As regards the unsuitability of house arrest, it is also not clear what the judge implied by mentioning the risk of committing a crime. The judge limited himself to general statements alone, which cannot be regarded as a sufficient and plausible substantiation. As a matter of fact, Nika Gvaramia never violated the terms of the bail throughout an almost three-year-long hearing of the case. 

5. Criticism of the Amicus Curiae Brief

During the hearing of the case on the merits, the court was presented with a number of amicus curiae briefs. In the court’s view, they fell short of the criterion of impartiality because the defense applied with a proposal to submit amicus curiae (except for the Public Defender) and the case materials were also supplied by them.
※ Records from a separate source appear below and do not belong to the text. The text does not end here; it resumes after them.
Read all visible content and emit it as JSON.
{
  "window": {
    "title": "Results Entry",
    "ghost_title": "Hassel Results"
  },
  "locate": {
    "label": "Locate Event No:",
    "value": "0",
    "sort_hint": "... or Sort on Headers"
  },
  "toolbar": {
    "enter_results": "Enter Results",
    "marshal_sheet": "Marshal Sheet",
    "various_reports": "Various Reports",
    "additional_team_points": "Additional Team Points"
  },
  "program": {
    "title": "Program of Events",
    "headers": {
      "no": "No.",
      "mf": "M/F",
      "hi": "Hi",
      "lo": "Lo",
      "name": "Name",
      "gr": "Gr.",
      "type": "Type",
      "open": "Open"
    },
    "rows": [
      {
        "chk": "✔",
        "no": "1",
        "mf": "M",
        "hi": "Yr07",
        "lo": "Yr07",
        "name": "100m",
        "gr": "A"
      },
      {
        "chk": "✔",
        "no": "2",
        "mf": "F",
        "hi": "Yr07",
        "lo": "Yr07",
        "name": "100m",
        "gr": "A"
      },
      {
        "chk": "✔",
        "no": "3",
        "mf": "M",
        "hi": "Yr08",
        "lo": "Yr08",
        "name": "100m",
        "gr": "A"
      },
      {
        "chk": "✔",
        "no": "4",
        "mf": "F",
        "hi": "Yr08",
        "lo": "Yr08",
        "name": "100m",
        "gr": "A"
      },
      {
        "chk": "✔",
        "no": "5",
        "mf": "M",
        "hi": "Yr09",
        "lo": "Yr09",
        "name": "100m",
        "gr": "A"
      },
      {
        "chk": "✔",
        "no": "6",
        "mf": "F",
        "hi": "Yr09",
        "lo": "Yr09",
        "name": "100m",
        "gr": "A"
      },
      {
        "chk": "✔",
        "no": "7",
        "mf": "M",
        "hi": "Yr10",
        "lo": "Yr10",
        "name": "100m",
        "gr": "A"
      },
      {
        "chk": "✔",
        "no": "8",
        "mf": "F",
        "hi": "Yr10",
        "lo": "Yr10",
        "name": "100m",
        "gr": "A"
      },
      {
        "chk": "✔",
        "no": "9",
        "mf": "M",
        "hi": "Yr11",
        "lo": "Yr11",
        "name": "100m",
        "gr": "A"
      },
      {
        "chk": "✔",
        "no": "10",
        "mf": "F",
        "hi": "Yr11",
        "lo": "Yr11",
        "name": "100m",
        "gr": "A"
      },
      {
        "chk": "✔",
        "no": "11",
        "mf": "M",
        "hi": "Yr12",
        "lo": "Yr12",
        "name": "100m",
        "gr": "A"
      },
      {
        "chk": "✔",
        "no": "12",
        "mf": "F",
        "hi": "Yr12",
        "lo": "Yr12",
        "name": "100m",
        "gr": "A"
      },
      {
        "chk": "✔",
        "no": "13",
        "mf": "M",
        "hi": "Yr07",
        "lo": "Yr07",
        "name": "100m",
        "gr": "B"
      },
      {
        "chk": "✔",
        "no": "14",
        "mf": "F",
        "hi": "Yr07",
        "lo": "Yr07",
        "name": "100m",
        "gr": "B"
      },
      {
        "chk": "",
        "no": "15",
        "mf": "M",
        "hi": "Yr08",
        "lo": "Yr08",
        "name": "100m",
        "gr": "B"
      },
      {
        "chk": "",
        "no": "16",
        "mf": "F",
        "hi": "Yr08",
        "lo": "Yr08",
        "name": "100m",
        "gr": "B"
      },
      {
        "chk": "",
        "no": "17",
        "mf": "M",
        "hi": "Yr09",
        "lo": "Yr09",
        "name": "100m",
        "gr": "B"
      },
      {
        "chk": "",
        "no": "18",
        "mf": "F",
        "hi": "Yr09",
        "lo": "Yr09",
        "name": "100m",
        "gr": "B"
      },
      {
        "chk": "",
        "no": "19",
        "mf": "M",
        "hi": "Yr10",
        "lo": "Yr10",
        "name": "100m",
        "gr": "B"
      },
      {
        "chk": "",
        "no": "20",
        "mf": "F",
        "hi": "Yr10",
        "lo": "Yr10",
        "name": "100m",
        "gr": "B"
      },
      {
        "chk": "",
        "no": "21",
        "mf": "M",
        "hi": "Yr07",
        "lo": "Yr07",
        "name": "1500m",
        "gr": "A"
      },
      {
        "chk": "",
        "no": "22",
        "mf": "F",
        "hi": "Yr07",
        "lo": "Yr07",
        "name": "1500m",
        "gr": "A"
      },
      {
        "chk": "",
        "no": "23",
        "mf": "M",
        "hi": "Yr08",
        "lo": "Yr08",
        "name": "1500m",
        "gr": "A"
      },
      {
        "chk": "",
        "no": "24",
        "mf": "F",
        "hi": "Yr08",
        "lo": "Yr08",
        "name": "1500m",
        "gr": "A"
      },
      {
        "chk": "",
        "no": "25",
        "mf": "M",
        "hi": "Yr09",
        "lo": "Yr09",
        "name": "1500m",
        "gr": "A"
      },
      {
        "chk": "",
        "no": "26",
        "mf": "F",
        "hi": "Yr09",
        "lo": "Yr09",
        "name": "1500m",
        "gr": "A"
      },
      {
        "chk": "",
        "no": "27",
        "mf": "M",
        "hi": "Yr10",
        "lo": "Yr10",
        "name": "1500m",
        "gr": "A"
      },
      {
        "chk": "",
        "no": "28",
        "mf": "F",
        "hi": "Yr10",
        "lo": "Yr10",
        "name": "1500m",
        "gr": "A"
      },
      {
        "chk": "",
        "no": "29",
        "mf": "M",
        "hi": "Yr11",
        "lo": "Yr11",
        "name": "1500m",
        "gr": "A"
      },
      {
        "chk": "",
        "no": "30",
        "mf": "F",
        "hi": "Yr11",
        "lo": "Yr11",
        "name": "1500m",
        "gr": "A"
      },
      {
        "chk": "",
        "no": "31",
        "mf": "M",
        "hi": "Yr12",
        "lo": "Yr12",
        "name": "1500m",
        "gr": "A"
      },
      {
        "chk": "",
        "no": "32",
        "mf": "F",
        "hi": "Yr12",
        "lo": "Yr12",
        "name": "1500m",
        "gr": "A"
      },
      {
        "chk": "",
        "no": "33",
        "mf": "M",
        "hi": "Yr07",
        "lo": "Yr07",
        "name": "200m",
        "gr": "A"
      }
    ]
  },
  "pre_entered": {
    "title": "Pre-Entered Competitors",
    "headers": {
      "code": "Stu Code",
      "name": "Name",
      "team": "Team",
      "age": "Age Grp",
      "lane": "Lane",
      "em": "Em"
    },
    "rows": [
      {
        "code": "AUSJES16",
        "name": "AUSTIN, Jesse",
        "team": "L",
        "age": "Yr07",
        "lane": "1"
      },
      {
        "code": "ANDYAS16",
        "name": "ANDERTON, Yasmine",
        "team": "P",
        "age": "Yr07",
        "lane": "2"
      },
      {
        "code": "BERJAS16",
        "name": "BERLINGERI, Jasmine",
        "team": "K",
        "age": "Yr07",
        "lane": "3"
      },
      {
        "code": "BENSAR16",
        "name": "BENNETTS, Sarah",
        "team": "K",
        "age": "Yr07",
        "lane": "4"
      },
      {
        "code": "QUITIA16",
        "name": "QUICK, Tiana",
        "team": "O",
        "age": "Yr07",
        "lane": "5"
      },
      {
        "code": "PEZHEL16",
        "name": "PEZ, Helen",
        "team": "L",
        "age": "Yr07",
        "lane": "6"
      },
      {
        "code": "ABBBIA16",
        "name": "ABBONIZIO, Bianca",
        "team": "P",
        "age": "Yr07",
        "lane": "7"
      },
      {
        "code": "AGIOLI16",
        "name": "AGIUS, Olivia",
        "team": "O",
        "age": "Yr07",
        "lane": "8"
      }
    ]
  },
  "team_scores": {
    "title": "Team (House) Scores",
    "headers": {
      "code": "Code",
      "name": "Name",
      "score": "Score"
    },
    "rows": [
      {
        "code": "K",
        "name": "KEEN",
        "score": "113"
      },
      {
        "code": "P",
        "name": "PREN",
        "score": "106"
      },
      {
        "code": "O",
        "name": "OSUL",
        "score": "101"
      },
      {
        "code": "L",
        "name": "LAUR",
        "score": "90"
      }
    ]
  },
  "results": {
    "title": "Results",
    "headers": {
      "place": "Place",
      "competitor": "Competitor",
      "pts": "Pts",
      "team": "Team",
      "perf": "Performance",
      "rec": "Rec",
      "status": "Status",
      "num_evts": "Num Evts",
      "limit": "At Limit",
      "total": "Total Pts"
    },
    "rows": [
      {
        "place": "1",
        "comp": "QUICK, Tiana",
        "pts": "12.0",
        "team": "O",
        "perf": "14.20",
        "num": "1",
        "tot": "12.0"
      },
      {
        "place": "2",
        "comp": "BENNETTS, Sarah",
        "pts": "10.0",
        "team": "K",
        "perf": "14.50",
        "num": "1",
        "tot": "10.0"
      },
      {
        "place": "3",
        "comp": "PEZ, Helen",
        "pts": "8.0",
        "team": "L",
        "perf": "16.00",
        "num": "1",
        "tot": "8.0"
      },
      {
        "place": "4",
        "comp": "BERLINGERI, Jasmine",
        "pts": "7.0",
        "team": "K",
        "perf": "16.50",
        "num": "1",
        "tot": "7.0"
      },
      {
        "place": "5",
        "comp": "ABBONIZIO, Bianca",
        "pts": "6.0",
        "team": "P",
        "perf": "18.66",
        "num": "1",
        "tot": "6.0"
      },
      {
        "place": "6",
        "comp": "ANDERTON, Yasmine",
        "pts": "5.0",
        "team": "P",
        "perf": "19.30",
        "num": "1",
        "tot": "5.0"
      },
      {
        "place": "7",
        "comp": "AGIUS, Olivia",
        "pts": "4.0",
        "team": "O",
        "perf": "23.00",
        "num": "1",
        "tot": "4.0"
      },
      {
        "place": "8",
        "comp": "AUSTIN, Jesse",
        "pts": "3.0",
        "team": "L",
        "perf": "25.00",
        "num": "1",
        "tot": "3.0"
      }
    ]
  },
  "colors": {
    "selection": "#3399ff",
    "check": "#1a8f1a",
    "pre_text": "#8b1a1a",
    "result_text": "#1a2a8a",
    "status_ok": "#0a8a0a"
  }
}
Considering the fact that the materials of the case can only be supplied to an author of amicus curiae either by the defense or by the prosecution, every amicus curiae, following the logic of the judge, will always be biased. Furthermore, in the court’s view, separate conclusions formed in the amicus curiae were subjective and aimed to support the defense. However, the decision was limited to the general statements as it did not specify which conclusions were biased.

It should be also taken into consideration that the court had the authority to summon the authors of amicus curiae to the court for oral explanations. By doing so the parties and the court would have had an opportunity to ask questions regarding the content of amicus curiae and to dispel doubts concerning the subjectivity therein. Although a motion to summon the authors of amicus curiae was even made by the party, the judge dismissed the request. In the ruling, the judge explained that he did not deem it suitable to summon the authors of amicus curiae to the court, though he did not specify the reason behind his motivation.

[1] Subparagraph E of Article 59 of the Criminal Procedure Code of Georgia.

[2] Paragraph 2.5 of the Bangalore Principles of Judicial Conduct.

[3] See, Transparency International Georgia, The Analysis of the Criminal Case: The Prosecution of Nika Gvaramia, available at  https://bit.ly/3Qbt9Xq [accessed on 07.06.2022]

The Public Defender, Amicus Curiae Brief, available at https://bit.ly/3x8aFy4 [accessed on 07.06.2022].

[4] Paragraph 6 of Article 42 of the Criminal Code of Georgia.